Number of Print Pages: 11
Number of Figures: 5
Number of Tables: 0

ISSN: 0028-3835 (Print)
eISSN: 1423-0194 (Online)

For additional information: http://www.karger.com/NEN

Abstract

Functional normalization of the hypothalamic-pituitary-adrenal axis in depressive patients by successful treatment with antidepressants is associated with increased efficiency of corticosteroid signal transduction. Accordingly, some antidepressants have been shown to influence the activity of the glucocorticoid receptor (GR) in cultured cells. It is not clear, however, whether this is a common principle for all antidepressants throughout all classes. Therefore, we screened a range of 18 antidepressants of different classes for their effect on GR signaling in a reporter gene assay using the mouse hippocampal cell line HT22. We evaluated GR-mediated gene transcription after short-time incubation (24 h) with different concentrations of each antidepressant (1 or 10 µM) in the presence or absence of the synthetic steroid dexamethasone (0.01 or 1 µM). The majority of antidepressants had a tendency to enhance steroid-induced GR-mediated gene transcription at high concentrations of antidepressant and low concentrations of steroid. Some antidepressants reduced the steroid-independent background activity of GR. This reduction was not due to unspecific inhibition of GR by oxidative stress, since no induction of intracellular peroxides was detectable in the concentration range of antidepressants used in our study. Furthermore, no significant change in GR activity was observed by concomitant treatment of HT22 cells with the antioxidant α-tocopherol (vitamin E). In conclusion, we report that many antidepressants enhance GR signaling in an in vitro neuronal system at clinically relevant concentrations. Those not showing an effect in vitro apparently use different mechanisms to influence GR activity that require an in vivo setting.


Article / Publication Details

First-Page Preview
Abstract of Stress and Glucocorticoid Feedback

Received: 10/28/2002
Accepted: 4/16/2003
Published online: 7/18/2003

Number of Print Pages: 11
Number of Figures: 5
Number of Tables: 0

ISSN: 0028-3835 (Print)
eISSN: 1423-0194 (Online)

For additional information: http://www.karger.com/NEN

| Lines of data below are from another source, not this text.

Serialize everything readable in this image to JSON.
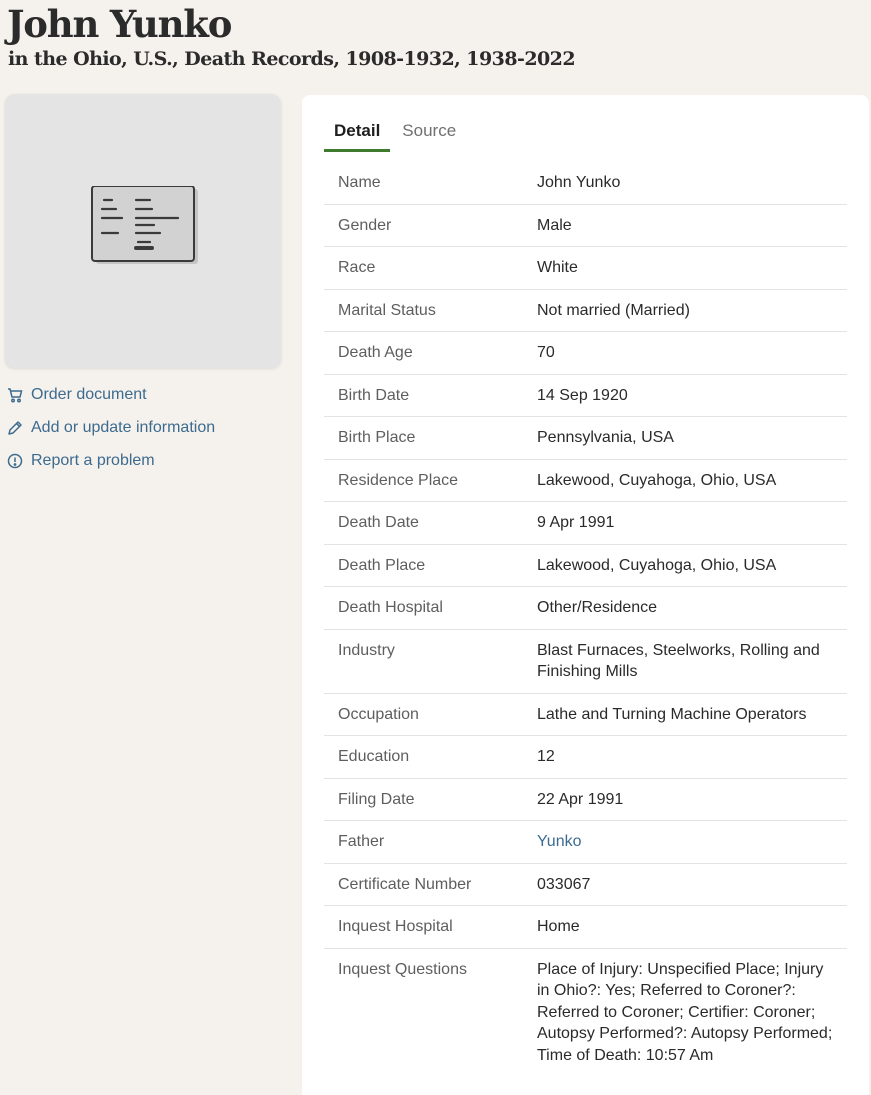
{
  "header": {
    "name": "John Yunko",
    "collection": "in the Ohio, U.S., Death Records, 1908-1932, 1938-2022"
  },
  "thumbnail": {
    "icon": "document-card-icon"
  },
  "actions": [
    {
      "label": "Order document",
      "icon": "cart-icon"
    },
    {
      "label": "Add or update information",
      "icon": "pencil-icon"
    },
    {
      "label": "Report a problem",
      "icon": "alert-circle-icon"
    }
  ],
  "tabs": [
    {
      "label": "Detail",
      "active": true
    },
    {
      "label": "Source",
      "active": false
    }
  ],
  "colors": {
    "accent_tab": "#3f7b2f",
    "link": "#3d6b8f",
    "page_bg": "#f5f1ec"
  },
  "records": [
    {
      "label": "Name",
      "value": "John Yunko"
    },
    {
      "label": "Gender",
      "value": "Male"
    },
    {
      "label": "Race",
      "value": "White"
    },
    {
      "label": "Marital Status",
      "value": "Not married (Married)"
    },
    {
      "label": "Death Age",
      "value": "70"
    },
    {
      "label": "Birth Date",
      "value": "14 Sep 1920"
    },
    {
      "label": "Birth Place",
      "value": "Pennsylvania, USA"
    },
    {
      "label": "Residence Place",
      "value": "Lakewood, Cuyahoga, Ohio, USA"
    },
    {
      "label": "Death Date",
      "value": "9 Apr 1991"
    },
    {
      "label": "Death Place",
      "value": "Lakewood, Cuyahoga, Ohio, USA"
    },
    {
      "label": "Death Hospital",
      "value": "Other/Residence"
    },
    {
      "label": "Industry",
      "value": "Blast Furnaces, Steelworks, Rolling and Finishing Mills"
    },
    {
      "label": "Occupation",
      "value": "Lathe and Turning Machine Operators"
    },
    {
      "label": "Education",
      "value": "12"
    },
    {
      "label": "Filing Date",
      "value": "22 Apr 1991"
    },
    {
      "label": "Father",
      "value": "Yunko",
      "link": true
    },
    {
      "label": "Certificate Number",
      "value": "033067"
    },
    {
      "label": "Inquest Hospital",
      "value": "Home"
    },
    {
      "label": "Inquest Questions",
      "value": "Place of Injury: Unspecified Place; Injury in Ohio?: Yes; Referred to Coroner?: Referred to Coroner; Certifier: Coroner; Autopsy Performed?: Autopsy Performed; Time of Death: 10:57 Am"
    }
  ]
}
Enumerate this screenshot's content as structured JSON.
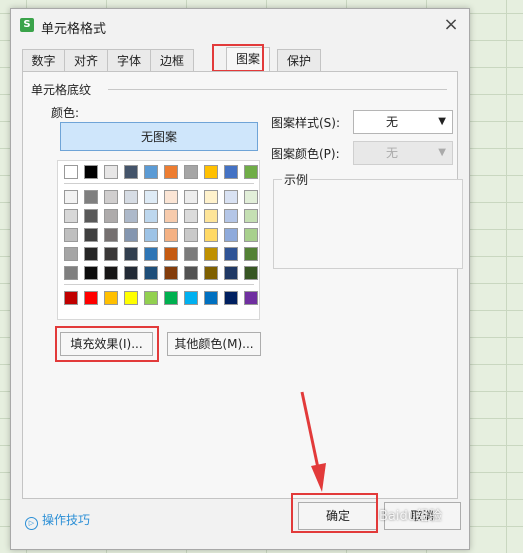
{
  "dialog": {
    "title": "单元格格式",
    "app_icon": "S",
    "close_glyph": "×"
  },
  "tabs": [
    {
      "label": "数字"
    },
    {
      "label": "对齐"
    },
    {
      "label": "字体"
    },
    {
      "label": "边框"
    },
    {
      "label": "图案",
      "active": true
    },
    {
      "label": "保护"
    }
  ],
  "shading": {
    "section_title": "单元格底纹",
    "color_label": "颜色:",
    "no_pattern": "无图案",
    "fill_effects": "填充效果(I)...",
    "more_colors": "其他颜色(M)..."
  },
  "pattern": {
    "style_label": "图案样式(S):",
    "style_value": "无",
    "color_label": "图案颜色(P):",
    "color_value": "无",
    "example_label": "示例"
  },
  "footer": {
    "tips_label": "操作技巧",
    "tips_icon": "▷",
    "ok_label": "确定",
    "cancel_label": "取消"
  },
  "watermark": "Baidu经验",
  "colors": {
    "highlight_red": "#e23a3a",
    "accent_blue": "#cfe6fb"
  },
  "palette": {
    "top_row": [
      "#ffffff",
      "#000000",
      "#e7e6e6",
      "#44546a",
      "#5b9bd5",
      "#ed7d31",
      "#a5a5a5",
      "#ffc000",
      "#4472c4",
      "#70ad47"
    ],
    "shades": [
      [
        "#f2f2f2",
        "#7f7f7f",
        "#d0cece",
        "#d6dce4",
        "#deebf6",
        "#fbe5d5",
        "#ededed",
        "#fff2cc",
        "#d9e2f3",
        "#e2efd9"
      ],
      [
        "#d8d8d8",
        "#595959",
        "#aeabab",
        "#adb9ca",
        "#bdd7ee",
        "#f7cbac",
        "#dbdbdb",
        "#fee599",
        "#b4c6e7",
        "#c5e0b3"
      ],
      [
        "#bfbfbf",
        "#3f3f3f",
        "#757070",
        "#8496b0",
        "#9dc3e6",
        "#f4b183",
        "#c9c9c9",
        "#ffd965",
        "#8eaadb",
        "#a8d08d"
      ],
      [
        "#a5a5a5",
        "#262626",
        "#3a3838",
        "#323f4f",
        "#2e75b5",
        "#c55a11",
        "#7b7b7b",
        "#bf9000",
        "#2f5496",
        "#538135"
      ],
      [
        "#7f7f7f",
        "#0c0c0c",
        "#171616",
        "#222a35",
        "#1e4e79",
        "#833c0b",
        "#525252",
        "#7f6000",
        "#1f3864",
        "#375623"
      ]
    ],
    "standard": [
      "#c00000",
      "#ff0000",
      "#ffc000",
      "#ffff00",
      "#92d050",
      "#00b050",
      "#00b0f0",
      "#0070c0",
      "#002060",
      "#7030a0"
    ]
  }
}
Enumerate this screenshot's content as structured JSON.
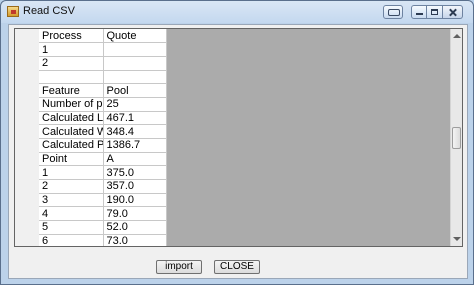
{
  "window": {
    "title": "Read CSV"
  },
  "grid": {
    "columns": [
      "Process",
      "Quote"
    ],
    "rows": [
      [
        "1",
        ""
      ],
      [
        "2",
        ""
      ],
      [
        "",
        ""
      ],
      [
        "Feature",
        "Pool"
      ],
      [
        "Number of points",
        "25"
      ],
      [
        "Calculated Length",
        "467.1"
      ],
      [
        "Calculated Width",
        "348.4"
      ],
      [
        "Calculated Perim...",
        "1386.7"
      ],
      [
        "Point",
        "A"
      ],
      [
        "1",
        "375.0"
      ],
      [
        "2",
        "357.0"
      ],
      [
        "3",
        "190.0"
      ],
      [
        "4",
        "79.0"
      ],
      [
        "5",
        "52.0"
      ],
      [
        "6",
        "73.0"
      ]
    ]
  },
  "buttons": {
    "import_label": "import",
    "close_label": "CLOSE"
  }
}
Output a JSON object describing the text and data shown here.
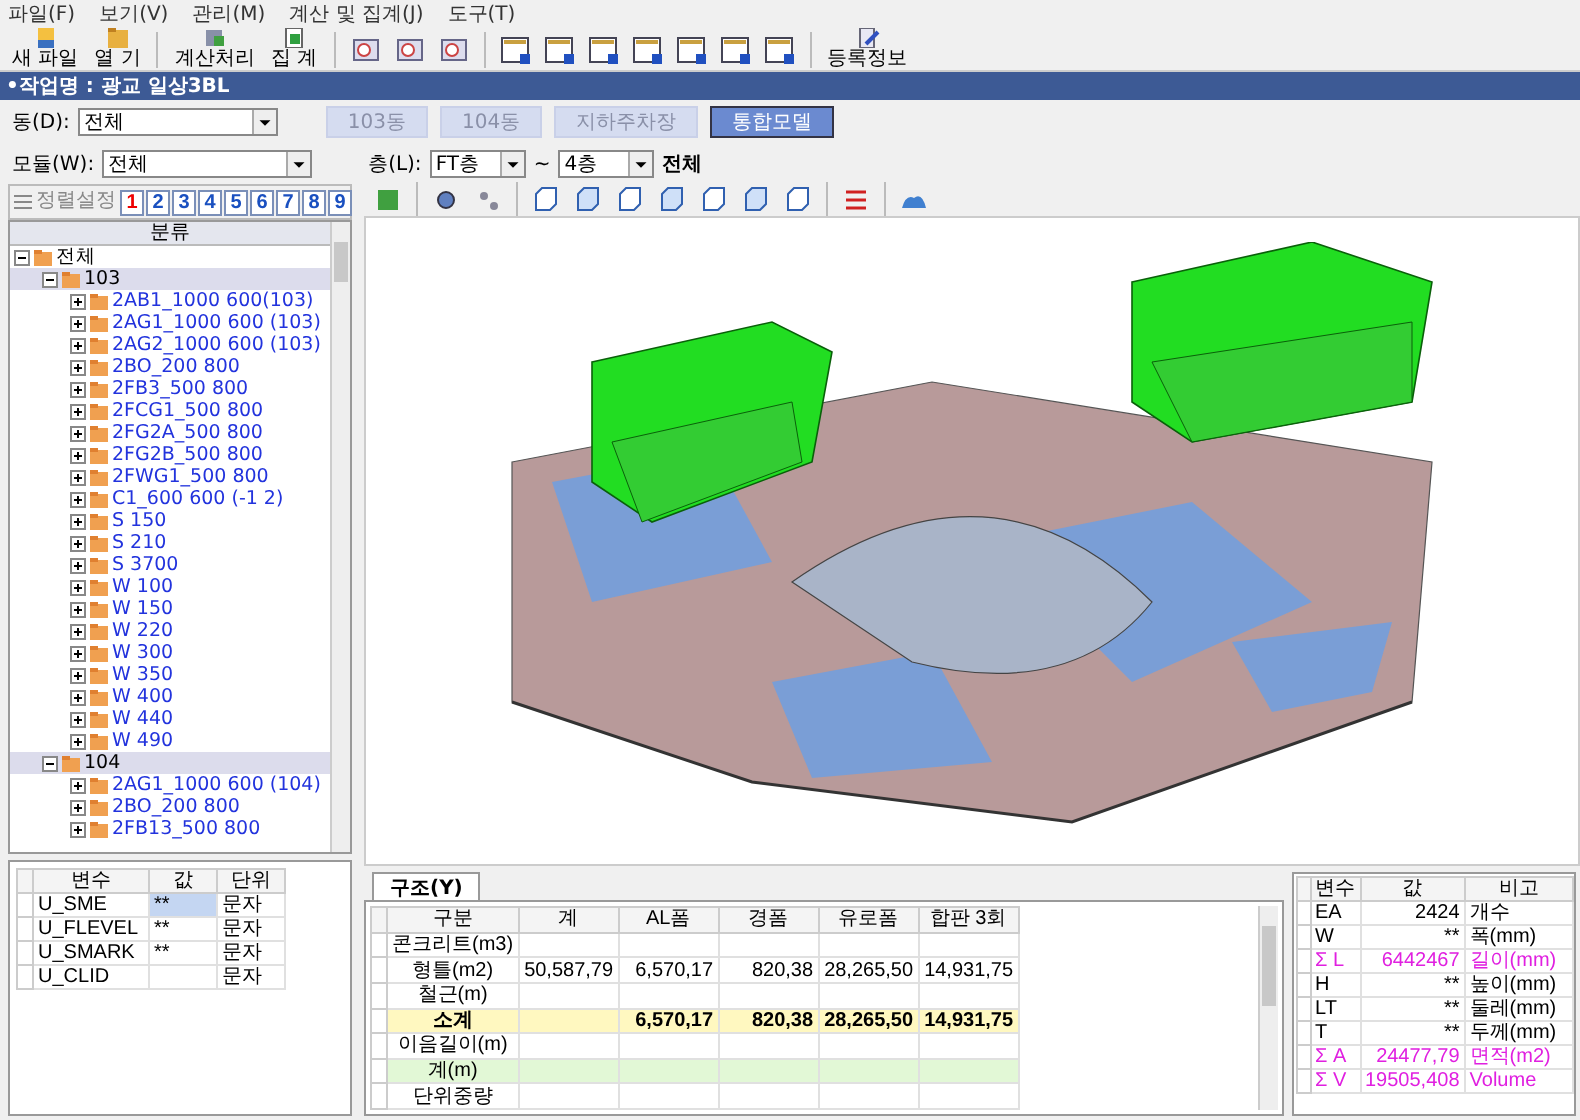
{
  "menu": [
    "파일(F)",
    "보기(V)",
    "관리(M)",
    "계산 및 집계(J)",
    "도구(T)"
  ],
  "toolbar": [
    {
      "label": "새 파일",
      "kind": "new"
    },
    {
      "label": "열 기",
      "kind": "open"
    },
    {
      "label": "계산처리",
      "kind": "calc"
    },
    {
      "label": "집 계",
      "kind": "sum"
    },
    {
      "label": "등록정보",
      "kind": "info"
    }
  ],
  "project_bar": {
    "title": "•작업명 : 광교 일상3BL"
  },
  "building": {
    "label": "동(D):",
    "value": "전체"
  },
  "tabs": [
    {
      "label": "103동",
      "selected": false
    },
    {
      "label": "104동",
      "selected": false
    },
    {
      "label": "지하주차장",
      "selected": false
    },
    {
      "label": "통합모델",
      "selected": true
    }
  ],
  "filter": {
    "module_label": "모듈(W):",
    "module_value": "전체",
    "floor_label": "층(L):",
    "floor_from": "FT층",
    "tilde": "~",
    "floor_to": "4층",
    "scope": "전체"
  },
  "sort_button": {
    "label": "정렬설정",
    "disabled": true
  },
  "number_buttons": [
    {
      "label": "1",
      "selected": true
    },
    {
      "label": "2",
      "selected": false
    },
    {
      "label": "3",
      "selected": false
    },
    {
      "label": "4",
      "selected": false
    },
    {
      "label": "5",
      "selected": false
    },
    {
      "label": "6",
      "selected": false
    },
    {
      "label": "7",
      "selected": false
    },
    {
      "label": "8",
      "selected": false
    },
    {
      "label": "9",
      "selected": false
    }
  ],
  "tree": {
    "header": "분류",
    "items": [
      {
        "label": "전체",
        "expanded": true,
        "children": [
          {
            "label": "103",
            "expanded": true,
            "children": [
              {
                "label": "2AB1_1000 600(103)",
                "expanded": false
              },
              {
                "label": "2AG1_1000 600 (103)",
                "expanded": false
              },
              {
                "label": "2AG2_1000 600 (103)",
                "expanded": false
              },
              {
                "label": "2BO_200 800",
                "expanded": false
              },
              {
                "label": "2FB3_500 800",
                "expanded": false
              },
              {
                "label": "2FCG1_500 800",
                "expanded": false
              },
              {
                "label": "2FG2A_500 800",
                "expanded": false
              },
              {
                "label": "2FG2B_500 800",
                "expanded": false
              },
              {
                "label": "2FWG1_500 800",
                "expanded": false
              },
              {
                "label": "C1_600 600 (-1 2)",
                "expanded": false
              },
              {
                "label": "S 150",
                "expanded": false
              },
              {
                "label": "S 210",
                "expanded": false
              },
              {
                "label": "S 3700",
                "expanded": false
              },
              {
                "label": "W 100",
                "expanded": false
              },
              {
                "label": "W 150",
                "expanded": false
              },
              {
                "label": "W 220",
                "expanded": false
              },
              {
                "label": "W 300",
                "expanded": false
              },
              {
                "label": "W 350",
                "expanded": false
              },
              {
                "label": "W 400",
                "expanded": false
              },
              {
                "label": "W 440",
                "expanded": false
              },
              {
                "label": "W 490",
                "expanded": false
              }
            ]
          },
          {
            "label": "104",
            "expanded": true,
            "children": [
              {
                "label": "2AG1_1000 600 (104)",
                "expanded": false
              },
              {
                "label": "2BO_200 800",
                "expanded": false
              },
              {
                "label": "2FB13_500 800",
                "expanded": false
              }
            ]
          }
        ]
      }
    ]
  },
  "variables": {
    "columns": [
      "변수",
      "값",
      "단위"
    ],
    "rows": [
      {
        "name": "U_SME",
        "value": "**",
        "unit": "문자",
        "selected": true
      },
      {
        "name": "U_FLEVEL",
        "value": "**",
        "unit": "문자",
        "selected": false
      },
      {
        "name": "U_SMARK",
        "value": "**",
        "unit": "문자",
        "selected": false
      },
      {
        "name": "U_CLID",
        "value": null,
        "unit": "문자",
        "selected": false
      }
    ]
  },
  "quantity": {
    "tab": "구조(Y)",
    "columns": [
      "구분",
      "계",
      "AL폼",
      "경폼",
      "유로폼",
      "합판 3회"
    ],
    "rows": [
      {
        "kind": "normal",
        "cells": [
          "콘크리트(m3)",
          null,
          null,
          null,
          null,
          null
        ]
      },
      {
        "kind": "normal",
        "cells": [
          "형틀(m2)",
          "50,587,79",
          "6,570,17",
          "820,38",
          "28,265,50",
          "14,931,75"
        ]
      },
      {
        "kind": "normal",
        "cells": [
          "철근(m)",
          null,
          null,
          null,
          null,
          null
        ]
      },
      {
        "kind": "subtotal",
        "cells": [
          "소계",
          null,
          "6,570,17",
          "820,38",
          "28,265,50",
          "14,931,75"
        ]
      },
      {
        "kind": "normal",
        "cells": [
          "이음길이(m)",
          null,
          null,
          null,
          null,
          null
        ]
      },
      {
        "kind": "total",
        "cells": [
          "계(m)",
          null,
          null,
          null,
          null,
          null
        ]
      },
      {
        "kind": "normal",
        "cells": [
          "단위중량",
          null,
          null,
          null,
          null,
          null
        ]
      }
    ]
  },
  "properties": {
    "columns": [
      "변수",
      "값",
      "비고"
    ],
    "rows": [
      {
        "name": "EA",
        "value": "2424",
        "note": "개수",
        "highlight": false
      },
      {
        "name": "W",
        "value": "**",
        "note": "폭(mm)",
        "highlight": false
      },
      {
        "name": "Σ L",
        "value": "6442467",
        "note": "길이(mm)",
        "highlight": true
      },
      {
        "name": "H",
        "value": "**",
        "note": "높이(mm)",
        "highlight": false
      },
      {
        "name": "LT",
        "value": "**",
        "note": "둘레(mm)",
        "highlight": false
      },
      {
        "name": "T",
        "value": "**",
        "note": "두께(mm)",
        "highlight": false
      },
      {
        "name": "Σ A",
        "value": "24477,79",
        "note": "면적(m2)",
        "highlight": true
      },
      {
        "name": "Σ V",
        "value": "19505,408",
        "note": "Volume",
        "highlight": true
      }
    ]
  }
}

Copyright / Drug Dosage

Copyright: All rights reserved. No part of this publication may be translated into other languages, reproduced or utilized in any form or by any means, electronic or mechanical, including photocopying, recording, microcopying, or by any information storage and retrieval system, without permission in writing from the publisher or, in the case of photocopying, direct payment of a specified fee to the Copyright Clearance Center.
Drug Dosage: The authors and the publisher have exerted every effort to ensure that drug selection and dosage set forth in this text are in accord with current recommendations and practice at the time of publication. However, in view of ongoing research, changes in goverment regulations, and the constant flow of information relating to drug therapy and drug reactions, the reader is urged to check the package insert for each drug for any changes in indications and dosage and for added warnings and precautions. This is particularly important when the recommended agent is a new and/or infrequently employed drug.
Disclaimer: The statements, opinions and data contained in this publication are solely those of the individual authors and contributors and not of the publishers and the editor(s). The appearance of advertisements or/and product references in the publication is not a warranty, endorsement, or approval of the products or services advertised or of their effectiveness, quality or safety. The publisher and the editor(s) disclaim responsibility for any injury to persons or property resulting from any ideas, methods, instructions or products referred to in the content or advertisements.